A survey done by two state education organization shows that no school district is alone in its budget battle.
The survey of school districts (263 of the 500 in the state responded) was done in April 2011 by the Pennsylvania Association of School Business Officials and the Pennsylvania Association of School Administrators.
The resulting report takes a look at the affects of school districts’ budget woes. To summarize for many districts: layoffs are up, class sizes are going up, and tutoring, summer school and electives are decreasing. More districts are increasing taxes above the Act 1 limit, and fewer districts are managing to scrape by without increasing taxes.
Here are a few of the highlights from the report:
- About 31 percent of districts are considering cutting full-day kindergarten next year, compared with 1 percent that eliminated it this year.
- About 86 percent of districts anticipate seeing class sizes increase next year, compared with 17 percent increasing this year.
- 91 percent of districts don’t plan to fill empty positions next year, and about two-thirds plan to lay off instructional staff.

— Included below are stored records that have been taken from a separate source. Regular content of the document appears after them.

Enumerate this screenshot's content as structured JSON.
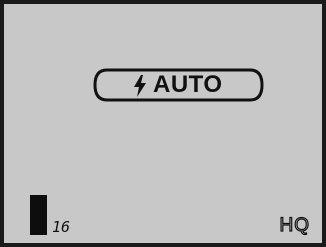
{
  "display": {
    "flash_mode": "AUTO",
    "flash_icon": "lightning-bolt-icon",
    "shots_remaining": "16",
    "quality": "HQ",
    "battery_level": 1.0,
    "colors": {
      "lcd_background": "#c8c8c8",
      "segment": "#111111",
      "frame": "#1a1a1a"
    }
  }
}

“Without additional funding, school districts will be forced to continue cutting programs and laying off teachers and other staff – actions that will stall the academic progress our students have made in recent years,” Jim Buckheit, director of the Pennsylvania Association of School Administrators, said in a news release.
Read the full report here.
For some other news reports on the survey, click here and here.